Thursday, December 08, 2005

Maine Gandhi Ko Nahin Mara

It's quite late in the movie one would realise (disregarding preconceived notions raised from the movie's interesting title and from what one has heard about the film) that Maine Gandhi Ko Nahin Mara's theme comes very close to being a preachy film. It can be defended that all the talk on current "apathetic" generation is nothing but the ramblings of a senile man and not meant to be preachy. But Prof. Uttam Chaudhary (Anupam Kher), the retired Hindi professor and the protagonist of the movie, does thrust some Gandhian ideals on us and quotes recent examples ranging from bombing the twin towers to some tragic incident in Japan (which I fail to recollect). On how we forgot the Gandhian principles (and how "we all killed him and locked him up in the pictures and statues"); if ever we understood them at first place, that is. This doesn't impact us to any extent because it appears as a late offshoot. A tangential take on contemporary violence/destruction doesn't strike hard as the movie wasn't about Gandhian principles till then. This concern of the professor over the current world situation (though we see passing glimpses of the professor disturbed by newspaper headlines about various crimes) seems plain abrupt.
Apart from this quibble, the movie is well made though appearing quite stagey at times. In the beginning, we are introduced to the retired Prof. Uttam Chaudhary, whose forgetfulness is crossing the normal limits of an old man, and his three children. The movie employs quite a number of regular plot devices here - a daughter torn between her own good (professionally too) and her concern over her dad's mental state, her indifferent boyfriend and a failing love affair, a dude who has 'forgotten his roots' and is unable to connect to his father's concerns - but handles all of them with adeptness. The first half revolves around many incidents revealing the professor's increasing forgetfulness because of which the plot sometimes seems to meander pointlessly (like the sequence with a barber). It also revolves around Trisha (Urmila) and the diffculties she is going through to take care of her old father, and that's told in a compelling fashion. At the end of the first half, we get to the point of concern in Chaudhary's illness. He thinks he has murdered (accidentally) Mahatma Gandhi. From there, the movie proceeds towards how this man is cured from his illusions. In the final minutes, the professor's illness serves as metaphor to the illness of the contemporary "non-idealistic" generation and suggests that we, like the professor, are also ill and need a cure.
Anupam Kher pulls off a crackling performance as the ageing man whose mental balance is getting out of his control - especially in the scene when his daughter comes to his room and apologises to him (which he seems to be unaware of) for being cross with him, he is a class act. Urmila Matondkar gives a decent performance as the caring daughter. Rest of the cast did not have much to do.
Jahnu Barua has written and directed this venture. Overlooking Barua's accomplishments one can say he has done a commendable job. But I wish I could catch his Assamese films which, I presume, must have been much better than this effort.
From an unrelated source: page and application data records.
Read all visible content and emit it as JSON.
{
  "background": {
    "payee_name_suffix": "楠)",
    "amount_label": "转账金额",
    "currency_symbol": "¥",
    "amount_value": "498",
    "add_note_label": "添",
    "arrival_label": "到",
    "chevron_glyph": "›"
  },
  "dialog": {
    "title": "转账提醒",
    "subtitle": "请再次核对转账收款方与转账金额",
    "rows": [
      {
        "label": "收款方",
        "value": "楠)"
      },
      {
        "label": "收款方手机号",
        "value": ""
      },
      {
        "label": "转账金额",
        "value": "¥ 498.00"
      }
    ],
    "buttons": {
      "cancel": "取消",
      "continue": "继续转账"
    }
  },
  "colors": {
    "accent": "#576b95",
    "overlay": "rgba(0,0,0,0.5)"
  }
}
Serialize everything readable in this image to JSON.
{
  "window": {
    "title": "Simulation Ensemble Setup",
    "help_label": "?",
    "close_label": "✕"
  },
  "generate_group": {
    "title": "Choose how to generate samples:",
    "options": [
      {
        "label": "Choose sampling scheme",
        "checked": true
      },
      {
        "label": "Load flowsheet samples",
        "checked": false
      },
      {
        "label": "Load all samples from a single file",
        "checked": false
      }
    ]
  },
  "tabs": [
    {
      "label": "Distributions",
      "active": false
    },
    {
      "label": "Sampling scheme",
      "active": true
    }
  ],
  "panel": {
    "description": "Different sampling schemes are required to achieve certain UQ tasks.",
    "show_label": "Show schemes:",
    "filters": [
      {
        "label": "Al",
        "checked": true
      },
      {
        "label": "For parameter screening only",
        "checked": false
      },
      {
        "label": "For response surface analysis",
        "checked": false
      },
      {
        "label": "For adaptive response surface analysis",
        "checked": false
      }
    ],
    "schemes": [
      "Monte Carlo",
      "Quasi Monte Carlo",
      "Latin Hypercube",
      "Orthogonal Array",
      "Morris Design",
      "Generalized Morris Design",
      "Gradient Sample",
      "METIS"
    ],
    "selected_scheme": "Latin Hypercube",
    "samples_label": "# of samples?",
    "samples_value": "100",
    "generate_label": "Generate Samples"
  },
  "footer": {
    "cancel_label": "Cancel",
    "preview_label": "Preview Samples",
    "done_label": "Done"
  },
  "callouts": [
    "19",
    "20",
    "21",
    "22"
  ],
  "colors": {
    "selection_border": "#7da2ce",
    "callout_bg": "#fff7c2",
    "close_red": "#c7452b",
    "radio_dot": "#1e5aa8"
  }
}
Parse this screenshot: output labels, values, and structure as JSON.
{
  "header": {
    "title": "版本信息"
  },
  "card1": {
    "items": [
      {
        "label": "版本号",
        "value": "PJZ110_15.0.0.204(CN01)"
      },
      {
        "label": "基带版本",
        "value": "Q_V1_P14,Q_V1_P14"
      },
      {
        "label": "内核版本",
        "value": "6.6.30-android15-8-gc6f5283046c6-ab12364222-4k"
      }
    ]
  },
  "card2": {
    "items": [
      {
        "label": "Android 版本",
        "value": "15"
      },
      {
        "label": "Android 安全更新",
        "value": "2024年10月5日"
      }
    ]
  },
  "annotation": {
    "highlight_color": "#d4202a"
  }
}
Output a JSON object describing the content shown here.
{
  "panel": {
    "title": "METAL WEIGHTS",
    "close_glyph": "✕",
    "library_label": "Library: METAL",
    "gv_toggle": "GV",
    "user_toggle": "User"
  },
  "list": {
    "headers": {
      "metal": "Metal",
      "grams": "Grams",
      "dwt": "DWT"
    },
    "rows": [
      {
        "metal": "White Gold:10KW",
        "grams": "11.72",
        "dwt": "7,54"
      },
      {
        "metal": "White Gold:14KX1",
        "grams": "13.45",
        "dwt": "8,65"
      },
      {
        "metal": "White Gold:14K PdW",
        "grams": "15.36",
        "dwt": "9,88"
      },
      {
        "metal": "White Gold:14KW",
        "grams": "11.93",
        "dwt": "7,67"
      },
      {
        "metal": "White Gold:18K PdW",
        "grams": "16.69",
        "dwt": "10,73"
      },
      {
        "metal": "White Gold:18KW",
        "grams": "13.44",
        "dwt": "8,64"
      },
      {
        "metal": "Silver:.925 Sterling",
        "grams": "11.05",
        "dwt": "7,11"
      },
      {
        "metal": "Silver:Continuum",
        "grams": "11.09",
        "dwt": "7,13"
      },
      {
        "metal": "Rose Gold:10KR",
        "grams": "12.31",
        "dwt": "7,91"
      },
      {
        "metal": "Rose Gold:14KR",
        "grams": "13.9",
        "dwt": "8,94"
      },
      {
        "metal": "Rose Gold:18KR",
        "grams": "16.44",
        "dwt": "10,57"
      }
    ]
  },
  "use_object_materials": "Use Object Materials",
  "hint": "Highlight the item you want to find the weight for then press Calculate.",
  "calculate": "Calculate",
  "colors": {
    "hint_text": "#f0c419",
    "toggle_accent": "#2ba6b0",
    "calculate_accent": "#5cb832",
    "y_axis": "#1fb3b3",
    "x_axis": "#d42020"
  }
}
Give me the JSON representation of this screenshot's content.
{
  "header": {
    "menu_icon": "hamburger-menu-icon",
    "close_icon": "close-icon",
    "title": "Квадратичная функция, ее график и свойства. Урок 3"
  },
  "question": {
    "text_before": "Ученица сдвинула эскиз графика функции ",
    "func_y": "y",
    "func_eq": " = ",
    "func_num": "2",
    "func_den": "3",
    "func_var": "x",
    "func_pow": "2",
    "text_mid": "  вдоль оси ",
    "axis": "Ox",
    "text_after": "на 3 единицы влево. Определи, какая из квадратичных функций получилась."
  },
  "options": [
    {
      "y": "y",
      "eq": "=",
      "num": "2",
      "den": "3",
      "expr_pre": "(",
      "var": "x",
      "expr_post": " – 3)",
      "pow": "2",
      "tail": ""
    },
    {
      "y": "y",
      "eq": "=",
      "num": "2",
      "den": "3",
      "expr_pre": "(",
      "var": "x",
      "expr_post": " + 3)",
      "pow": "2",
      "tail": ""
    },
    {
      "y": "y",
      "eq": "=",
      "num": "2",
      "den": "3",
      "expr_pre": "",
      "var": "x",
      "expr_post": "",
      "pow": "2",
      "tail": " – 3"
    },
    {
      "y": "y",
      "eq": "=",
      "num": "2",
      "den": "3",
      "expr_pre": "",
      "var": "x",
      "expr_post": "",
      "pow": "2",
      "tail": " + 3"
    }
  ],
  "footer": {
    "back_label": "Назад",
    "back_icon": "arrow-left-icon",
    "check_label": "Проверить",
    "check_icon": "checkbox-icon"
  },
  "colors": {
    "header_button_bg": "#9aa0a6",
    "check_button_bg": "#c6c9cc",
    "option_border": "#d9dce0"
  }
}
  1. Am one of the junta who got misled by the interesting title, thought it would be similar to Hey Ram. Should see this movie sometime soon, just not getting the enthu to see it.


  2. Narayanan,
    Welcome. It's an interesting movie. But, I would not place it up there as a very good one.

  3. hey,

    did you listen to RDB music. It is good. have written a revu on my blog.

  4. when it comes to the debate of whether films shall teach or preach:yeah they should not preach, but just teach.

  5. It was really good movie I like the acting of Anupan Kher. He is excellent actor thanks a lot for this nice information about "maine gandhi ko nahimara". This type of movie tells the people how Mahatma Gandhijis thoughts affects the people.

    I am very thanks to the both the author of this movie and also the director of this movie. Thanks a lot for nice blog one again.

    Smith ALan

  6. It also revolves around Trisha (Urmila) and the diffculties she is going through to take care of her old father, and that's told in a compelling fashion.